Hamlet’s “madness” is not only totally warranted, but Amaka Umeh’s anxious Hamlet is believable and absolutely mesmerizing to watch. As a younger actor, Umeh’s age lends a youthful energy that seeps into their performance as well as the show as a whole. Whether Hamlet is climbing up the expansive double-decker set to escape capture, contemplating murdering Claudius while he prays, or offering the audience the handle of a pistol with tears streaming down his face, Umeh is electric. Their Hamlet is a young man who is battling his rage at the oppression he faces within his family and the hopelessness caused by the lack of privacy afforded to him in the harsh surveillance state created in this production.
This lack of privacy is mirrored (hehe) in Patrick Lavender’s genius set design. The set is a double-decker, with a second level that has a large two-way mirror in the centre and a ledge that runs the width of the stage. Throughout the show, the two-way mirror is used to show private action: Claudius and Gertrude sensually embracing, the players putting costumes and makeup on, and Hamlet hiding Polonius’s body. When action is not occurring behind the glass, the mirror appears opaque and serves as an extra viewpoint of the characters as they occasionally walk, embrace, or soliloquize in front of it.

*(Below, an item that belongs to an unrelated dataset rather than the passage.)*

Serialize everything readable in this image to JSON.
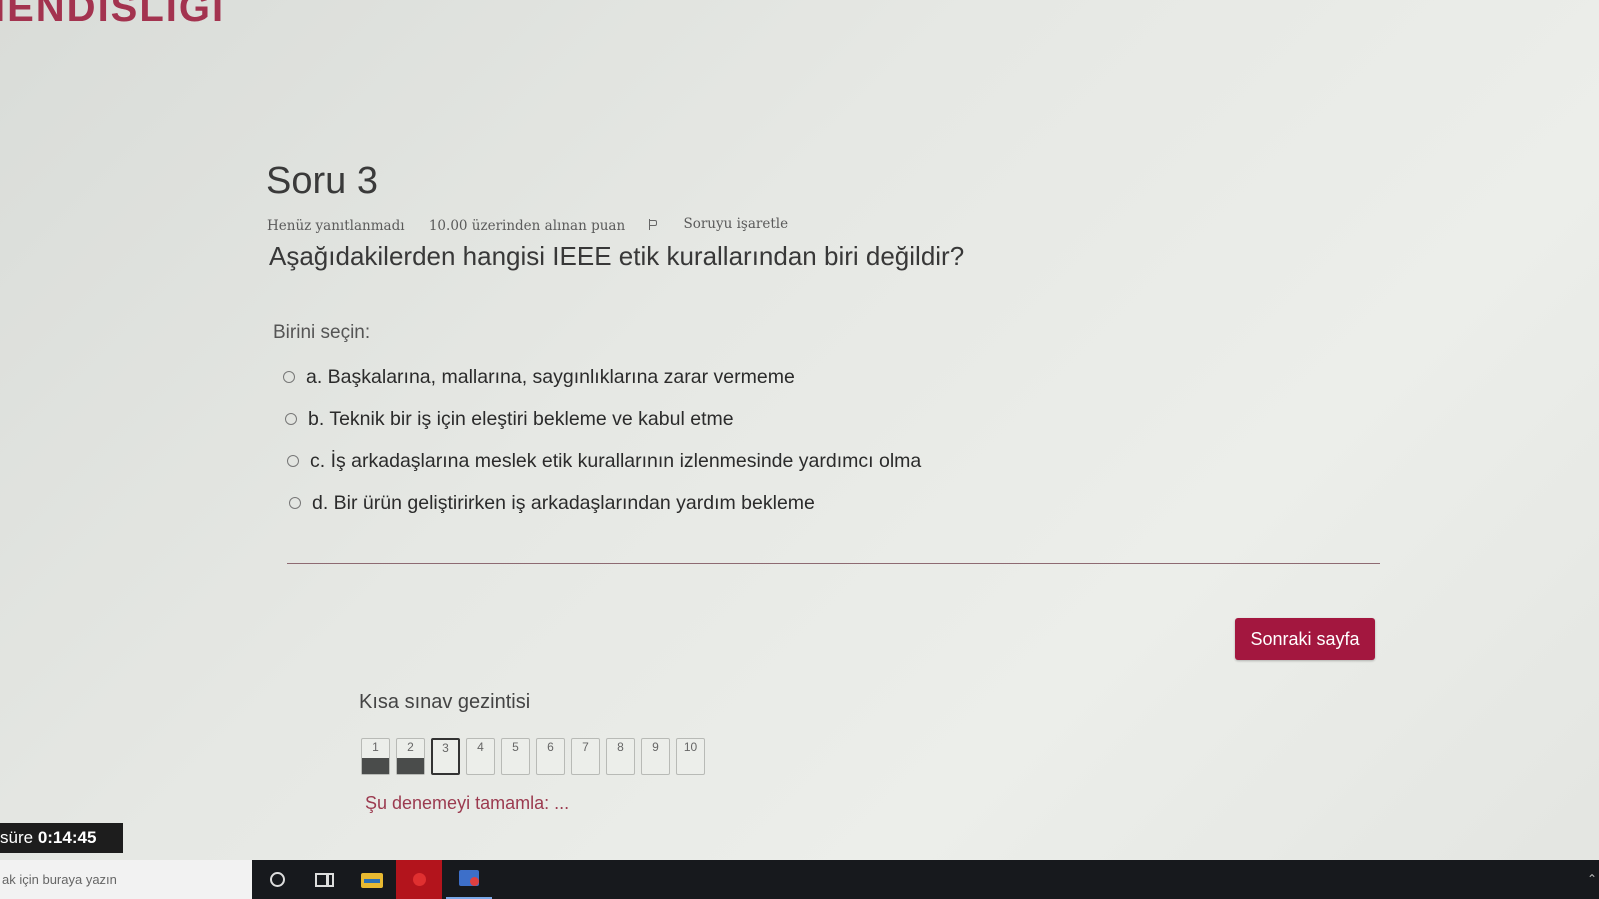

Further modernization comes in the form of replacing (most of) the swords in the show with handguns. Though the ones used onstage are rubber, guns are a much different weapon than swords. Replacing swords with guns raises the stakes of any fight by an inconceivable amount; swords are only lethal if your target is within arms reach and does not dodge your strike, whereas a gun can kill someone instantaneously and at a long range. These raised stakes add even more danger and tension to this already volatile world created by the lack of control and privacy afforded to Hamlet. Additionally, a gun is not only intimidating because of its ability to kill, but also because of their role in frequent recent tragedies in the United States. Some American audience members who saw this Hamlet with me expressed that seeing a gun onstage is frightening, not because they believe the prop is real, but because of the misery that school shootings continue to cause in their country. As a student from Canada who is lucky enough not to have personal experience with firearms, I can see the theoretical danger of a gun when I see it on stage, but many many people from the United States and around the world see the real danger that the gun is capable of.
Stratford’s modernized, reimagined Hamlet is saturated with tension, fear, rage, madness, and of course, revenge. However, it is also a fascinating story full of electric energy, beauty, and espionage. Amaka Umeh’s outbursts as Hamlet are more understandable given his youth, and it is clear that his environment plays a large role in his instability, or “madness”. The anxious world cultivated by the lack of privacy and control which Hamlet and friends live with creates some moments of discomfort, but it also provides insight into how these characters act when they are pushed to their breaking point.